Mathematical modelling of modified atmosphere packaging systems for apples : a thesis presented in partial fulfilment of the requirements for the degree of Doctor of Philosophy in Process and Environmental Technology at Massey University
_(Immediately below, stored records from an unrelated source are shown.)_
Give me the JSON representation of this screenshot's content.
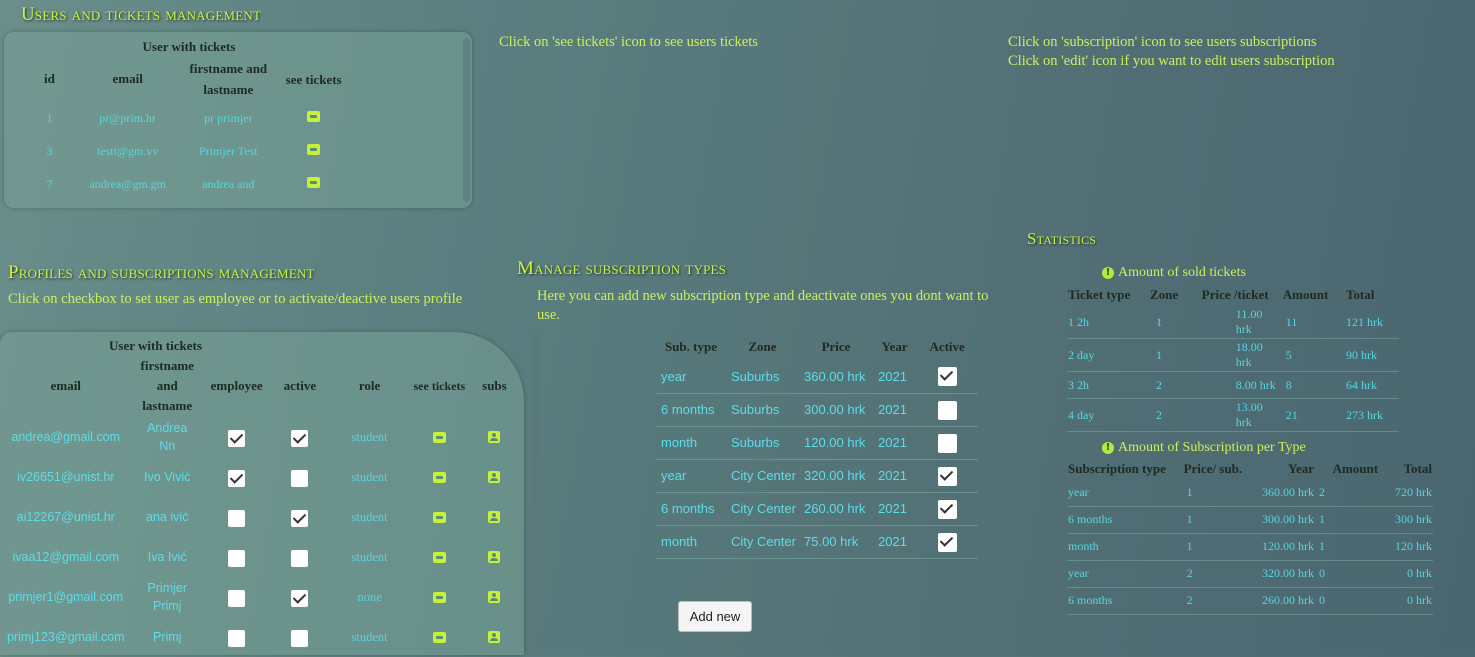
{
  "users_tickets": {
    "title": "Users and tickets management",
    "table_caption": "User with tickets",
    "headers": [
      "id",
      "email",
      "firstname and lastname",
      "see tickets"
    ],
    "rows": [
      {
        "id": "1",
        "email": "pr@prim.hr",
        "name": "pr primjer"
      },
      {
        "id": "3",
        "email": "testt@gm.vv",
        "name": "Primjer Test"
      },
      {
        "id": "7",
        "email": "andrea@gm.gm",
        "name": "andrea and"
      }
    ]
  },
  "notes": {
    "see_tickets": "Click on 'see tickets' icon to see users tickets",
    "subscription_1": "Click on 'subscription' icon to see users subscriptions",
    "subscription_2": "Click on 'edit' icon if you want to edit users subscription"
  },
  "profiles": {
    "title": "Profiles and subscriptions management",
    "note": "Click on checkbox to set user as employee or to activate/deactive users profile",
    "table_caption": "User with tickets",
    "headers": [
      "email",
      "firstname and lastname",
      "employee",
      "active",
      "role",
      "see tickets",
      "subs"
    ],
    "rows": [
      {
        "email": "andrea@gmail.com",
        "name1": "Andrea",
        "name2": "Nn",
        "employee": true,
        "active": true,
        "role": "student"
      },
      {
        "email": "iv26651@unist.hr",
        "name1": "Ivo Vivić",
        "name2": "",
        "employee": true,
        "active": false,
        "role": "student"
      },
      {
        "email": "ai12267@unist.hr",
        "name1": "ana ivić",
        "name2": "",
        "employee": false,
        "active": true,
        "role": "student"
      },
      {
        "email": "ivaa12@gmail.com",
        "name1": "Iva Ivić",
        "name2": "",
        "employee": false,
        "active": false,
        "role": "student"
      },
      {
        "email": "primjer1@gmail.com",
        "name1": "Primjer",
        "name2": "Primj",
        "employee": false,
        "active": true,
        "role": "none"
      },
      {
        "email": "primj123@gmail.com",
        "name1": "Primj",
        "name2": "",
        "employee": false,
        "active": false,
        "role": "student"
      }
    ]
  },
  "manage_subs": {
    "title": "Manage subscription types",
    "note": "Here you can add new subscription type and deactivate ones you dont want to use.",
    "headers": [
      "Sub. type",
      "Zone",
      "Price",
      "Year",
      "Active"
    ],
    "rows": [
      {
        "type": "year",
        "zone": "Suburbs",
        "price": "360.00 hrk",
        "year": "2021",
        "active": true
      },
      {
        "type": "6 months",
        "zone": "Suburbs",
        "price": "300.00 hrk",
        "year": "2021",
        "active": false
      },
      {
        "type": "month",
        "zone": "Suburbs",
        "price": "120.00 hrk",
        "year": "2021",
        "active": false
      },
      {
        "type": "year",
        "zone": "City Center",
        "price": "320.00 hrk",
        "year": "2021",
        "active": true
      },
      {
        "type": "6 months",
        "zone": "City Center",
        "price": "260.00 hrk",
        "year": "2021",
        "active": true
      },
      {
        "type": "month",
        "zone": "City Center",
        "price": "75.00 hrk",
        "year": "2021",
        "active": true
      }
    ],
    "add_button": "Add new"
  },
  "statistics": {
    "title": "Statistics",
    "sold_title": "Amount of sold tickets",
    "sold_headers": [
      "Ticket type",
      "Zone",
      "Price /ticket",
      "Amount",
      "Total"
    ],
    "sold_rows": [
      [
        "1 2h",
        "1",
        "11.00 hrk",
        "11",
        "121 hrk"
      ],
      [
        "2 day",
        "1",
        "18.00 hrk",
        "5",
        "90 hrk"
      ],
      [
        "3 2h",
        "2",
        "8.00 hrk",
        "8",
        "64 hrk"
      ],
      [
        "4 day",
        "2",
        "13.00 hrk",
        "21",
        "273 hrk"
      ]
    ],
    "subs_title": "Amount of Subscription per Type",
    "subs_headers": [
      "Subscription type",
      "Price/ sub.",
      "Year",
      "Amount",
      "Total"
    ],
    "subs_rows": [
      [
        "year",
        "1",
        "360.00 hrk",
        "2",
        "720 hrk"
      ],
      [
        "6 months",
        "1",
        "300.00 hrk",
        "1",
        "300 hrk"
      ],
      [
        "month",
        "1",
        "120.00 hrk",
        "1",
        "120 hrk"
      ],
      [
        "year",
        "2",
        "320.00 hrk",
        "0",
        "0 hrk"
      ],
      [
        "6 months",
        "2",
        "260.00 hrk",
        "0",
        "0 hrk"
      ]
    ]
  }
}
ENZA New Zealand (International) is considering the use of modified atmosphere packaging (MAP) as an adjunct to cool storage for cartons of apples. The objectives of this study were to measure modified atmosphere development in apple cartons and to develop a mathematical model that could be used as a tool for package design and optimization. Storage trials were carried out with film-lined cartons of 'Braeburn', 'Royal Gala', and 'Granny Smith' apples. Measured package O2 and CO2 concentrations showed excellent reproducibility for cartons with heat-sealed liners. Liners closed by folding produced less modified and less consistent package atmospheres, especially for thicker films (40 µm versus 25 µm). Macroscopic holes in the liners resulted in almost total loss of atmosphere modification, whereas microscopic holes resulted in smaller changes apparent for O2 concentrations only. A high incidence of film damage could quickly erode any potential fruit quality benefits imparted by the liners. Packing of warm rather than pre-cooled fruit resulted in much faster rates of atmosphere modification, without the development of unduly low O2 or high CO2 concentrations. The detrimental quality effects of slower cooling rates for film-lined cartons may outweigh any benefits of more rapid modified atmosphere development. Short-term exposures (less than 24 hours) to 20°C resulted in relatively short-lived and non-critical disturbances to package atmospheres. Periods of more than 3 days at 20°C led to a significant risk of anaerobic conditions or harmful CO2 levels forming within the fruit, especially within the 40 µm liners. Folding rather than heat-sealing of liners did not reduce this risk. The MAP model simulated fruit respiration as a function of temperature and fruit O2 and CO2 concentrations; O2, CO2, N2, and water vapour exchange between the fruit, package, and external atmospheres; condensation of moisture within the package; and moisture sorption by paper-based packaging materials. Gas concentrations and temperature throughout (i) the fruit and (ii) the package atmosphere were each assumed to be uniform with position. The model can be applied to a wide range of packages under variable-temperature storage regimes. The model closely predicted observed trends in experimental data collected during the MA storage trials, but tended to under-predict CO2 concentrations and performed less well under conditions of extremely modified atmospheres. Sensitivity analyses showed that this lack of fit was not greater than that which could be explained by uncertainties in respiration and permeability data. It is recommended that future work be aimed at resolving the worst of these uncertainties before a significant amount of effort is directed towards further model development. The MAP model was considered sufficiently accurate for it to be usefully applied to the design and optimization of MAP systems.